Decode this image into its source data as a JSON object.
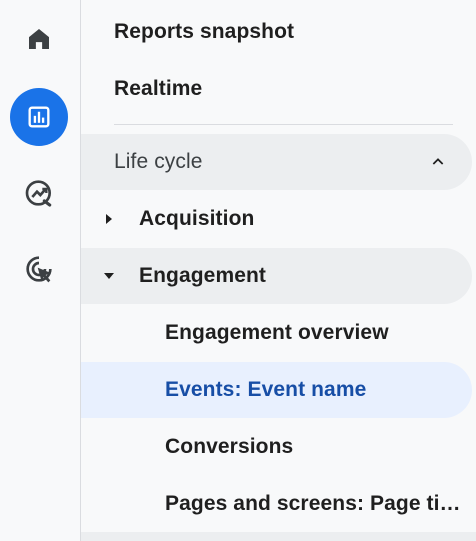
{
  "rail": {
    "items": [
      {
        "icon": "home-icon",
        "active": false
      },
      {
        "icon": "reports-icon",
        "active": true
      },
      {
        "icon": "explore-icon",
        "active": false
      },
      {
        "icon": "advertising-icon",
        "active": false
      }
    ],
    "accent": "#1a73e8"
  },
  "nav": {
    "reports_snapshot": "Reports snapshot",
    "realtime": "Realtime",
    "section": {
      "label": "Life cycle",
      "expanded": true
    },
    "groups": [
      {
        "label": "Acquisition",
        "expanded": false
      },
      {
        "label": "Engagement",
        "expanded": true
      }
    ],
    "engagement_items": [
      {
        "label": "Engagement overview",
        "selected": false
      },
      {
        "label": "Events: Event name",
        "selected": true
      },
      {
        "label": "Conversions",
        "selected": false
      },
      {
        "label": "Pages and screens: Page ti…",
        "selected": false
      }
    ],
    "selected_color": "#174ea6",
    "selected_bg": "#e8f0fe"
  }
}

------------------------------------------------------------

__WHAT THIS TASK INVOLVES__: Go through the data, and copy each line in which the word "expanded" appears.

__RESULT BELOW__:
      "expanded": true
        "expanded": false
        "expanded": true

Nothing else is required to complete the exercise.